RECORDS FOR PROCESSING:
_ _ _ _ _ _ _

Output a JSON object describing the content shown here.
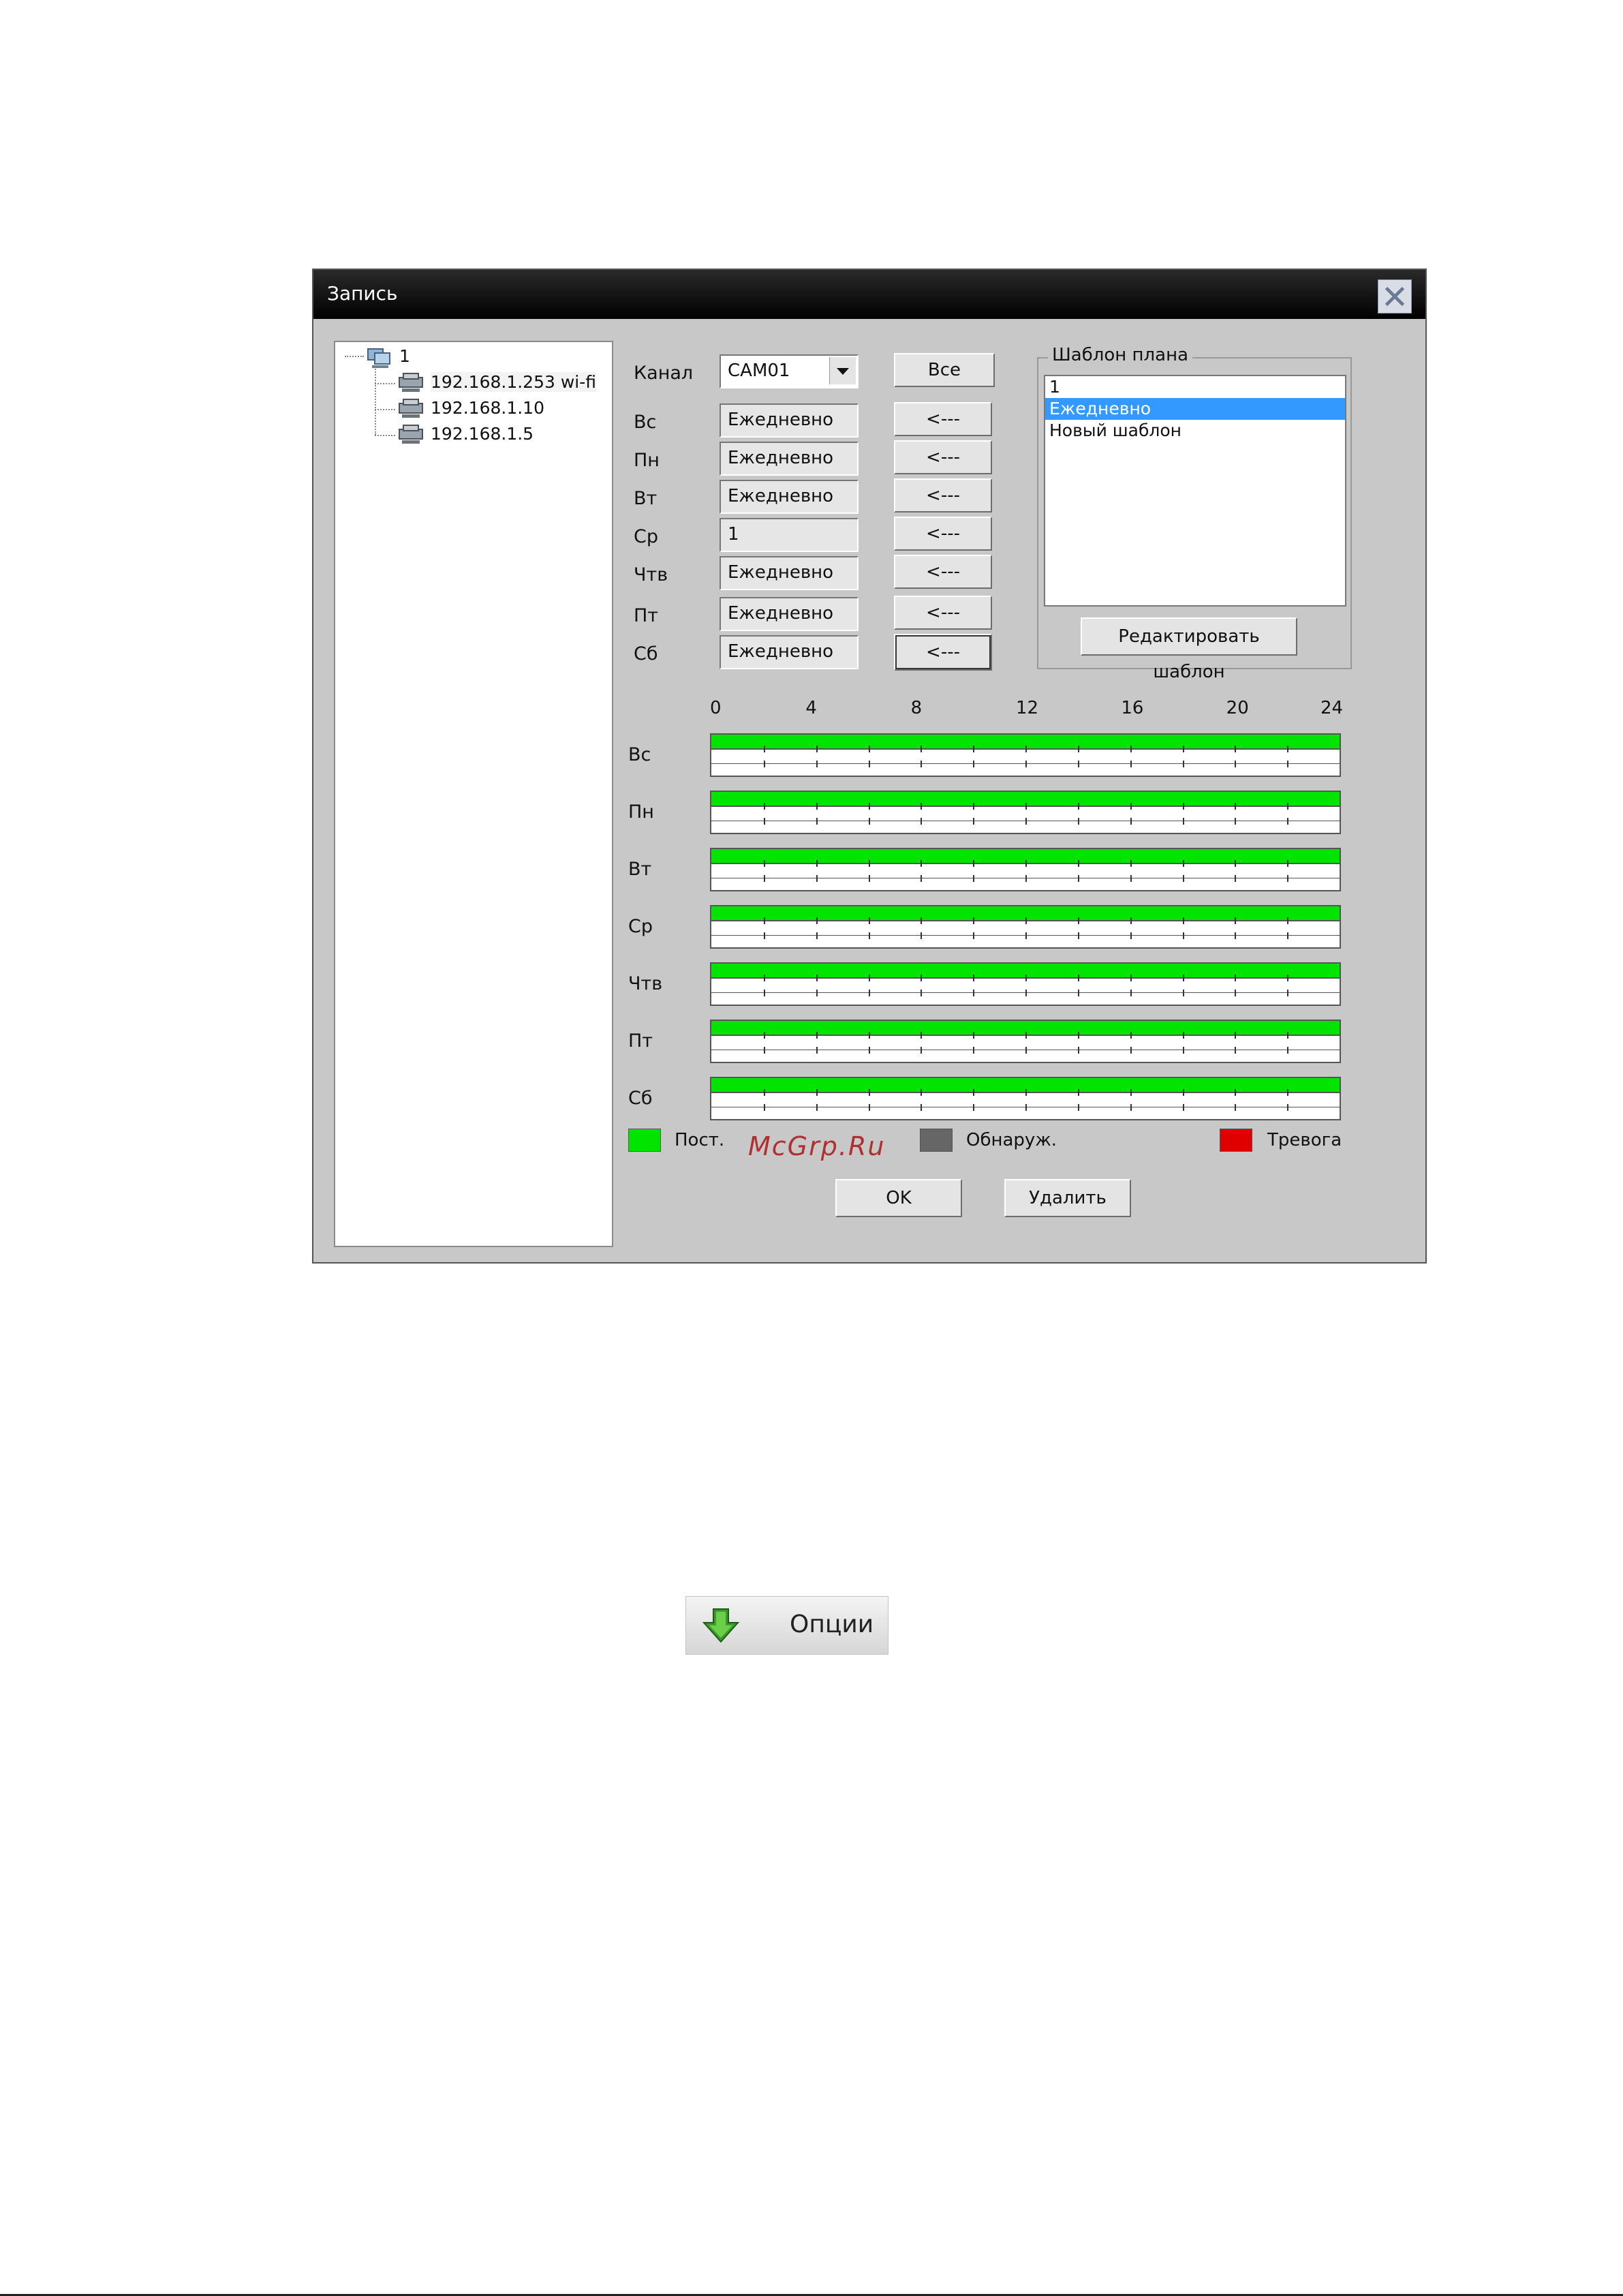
{
  "dialog": {
    "title": "Запись",
    "close_icon": "close-icon"
  },
  "tree": {
    "root_label": "1",
    "root_icon": "computer-group-icon",
    "nodes": [
      {
        "label": "192.168.1.253 wi-fi",
        "icon": "camera-device-icon"
      },
      {
        "label": "192.168.1.10",
        "icon": "camera-device-icon"
      },
      {
        "label": "192.168.1.5",
        "icon": "camera-device-icon"
      }
    ]
  },
  "channel": {
    "label": "Канал",
    "value": "CAM01",
    "all_button": "Все"
  },
  "days": [
    {
      "label": "Вс",
      "value": "Ежедневно",
      "button": "<---"
    },
    {
      "label": "Пн",
      "value": "Ежедневно",
      "button": "<---"
    },
    {
      "label": "Вт",
      "value": "Ежедневно",
      "button": "<---"
    },
    {
      "label": "Ср",
      "value": "1",
      "button": "<---"
    },
    {
      "label": "Чтв",
      "value": "Ежедневно",
      "button": "<---"
    },
    {
      "label": "Пт",
      "value": "Ежедневно",
      "button": "<---"
    },
    {
      "label": "Сб",
      "value": "Ежедневно",
      "button": "<---"
    }
  ],
  "template": {
    "title": "Шаблон плана",
    "items": [
      "1",
      "Ежедневно",
      "Новый шаблон"
    ],
    "selected_index": 1,
    "edit_button": "Редактировать шаблон"
  },
  "schedule": {
    "hour_ticks": [
      "0",
      "4",
      "8",
      "12",
      "16",
      "20",
      "24"
    ],
    "rows": [
      {
        "label": "Вс",
        "continuous": [
          0,
          24
        ]
      },
      {
        "label": "Пн",
        "continuous": [
          0,
          24
        ]
      },
      {
        "label": "Вт",
        "continuous": [
          0,
          24
        ]
      },
      {
        "label": "Ср",
        "continuous": [
          0,
          24
        ]
      },
      {
        "label": "Чтв",
        "continuous": [
          0,
          24
        ]
      },
      {
        "label": "Пт",
        "continuous": [
          0,
          24
        ]
      },
      {
        "label": "Сб",
        "continuous": [
          0,
          24
        ]
      }
    ]
  },
  "legend": {
    "continuous": {
      "label": "Пост.",
      "color": "#00e400"
    },
    "detect": {
      "label": "Обнаруж.",
      "color": "#666666"
    },
    "alarm": {
      "label": "Тревога",
      "color": "#e00000"
    }
  },
  "watermark": "McGrp.Ru",
  "buttons": {
    "ok": "OK",
    "delete": "Удалить"
  },
  "options_button": {
    "label": "Опции",
    "icon": "green-down-arrow-icon"
  }
}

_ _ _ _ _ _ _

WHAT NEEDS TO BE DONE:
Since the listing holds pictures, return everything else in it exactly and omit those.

WRITTEN RESPONSE:
Output a JSON object describing the content shown here.
{
  "dialog": {
    "title": "Запись",
    "close_icon": "close-icon"
  },
  "tree": {
    "root_label": "1",
    "root_icon": "computer-group-icon",
    "nodes": [
      {
        "label": "192.168.1.253 wi-fi",
        "icon": "camera-device-icon"
      },
      {
        "label": "192.168.1.10",
        "icon": "camera-device-icon"
      },
      {
        "label": "192.168.1.5",
        "icon": "camera-device-icon"
      }
    ]
  },
  "channel": {
    "label": "Канал",
    "value": "CAM01",
    "all_button": "Все"
  },
  "days": [
    {
      "label": "Вс",
      "value": "Ежедневно",
      "button": "<---"
    },
    {
      "label": "Пн",
      "value": "Ежедневно",
      "button": "<---"
    },
    {
      "label": "Вт",
      "value": "Ежедневно",
      "button": "<---"
    },
    {
      "label": "Ср",
      "value": "1",
      "button": "<---"
    },
    {
      "label": "Чтв",
      "value": "Ежедневно",
      "button": "<---"
    },
    {
      "label": "Пт",
      "value": "Ежедневно",
      "button": "<---"
    },
    {
      "label": "Сб",
      "value": "Ежедневно",
      "button": "<---"
    }
  ],
  "template": {
    "title": "Шаблон плана",
    "items": [
      "1",
      "Ежедневно",
      "Новый шаблон"
    ],
    "selected_index": 1,
    "edit_button": "Редактировать шаблон"
  },
  "schedule": {
    "hour_ticks": [
      "0",
      "4",
      "8",
      "12",
      "16",
      "20",
      "24"
    ],
    "rows": [
      {
        "label": "Вс",
        "continuous": [
          0,
          24
        ]
      },
      {
        "label": "Пн",
        "continuous": [
          0,
          24
        ]
      },
      {
        "label": "Вт",
        "continuous": [
          0,
          24
        ]
      },
      {
        "label": "Ср",
        "continuous": [
          0,
          24
        ]
      },
      {
        "label": "Чтв",
        "continuous": [
          0,
          24
        ]
      },
      {
        "label": "Пт",
        "continuous": [
          0,
          24
        ]
      },
      {
        "label": "Сб",
        "continuous": [
          0,
          24
        ]
      }
    ]
  },
  "legend": {
    "continuous": {
      "label": "Пост.",
      "color": "#00e400"
    },
    "detect": {
      "label": "Обнаруж.",
      "color": "#666666"
    },
    "alarm": {
      "label": "Тревога",
      "color": "#e00000"
    }
  },
  "watermark": "McGrp.Ru",
  "buttons": {
    "ok": "OK",
    "delete": "Удалить"
  },
  "options_button": {
    "label": "Опции",
    "icon": "green-down-arrow-icon"
  }
}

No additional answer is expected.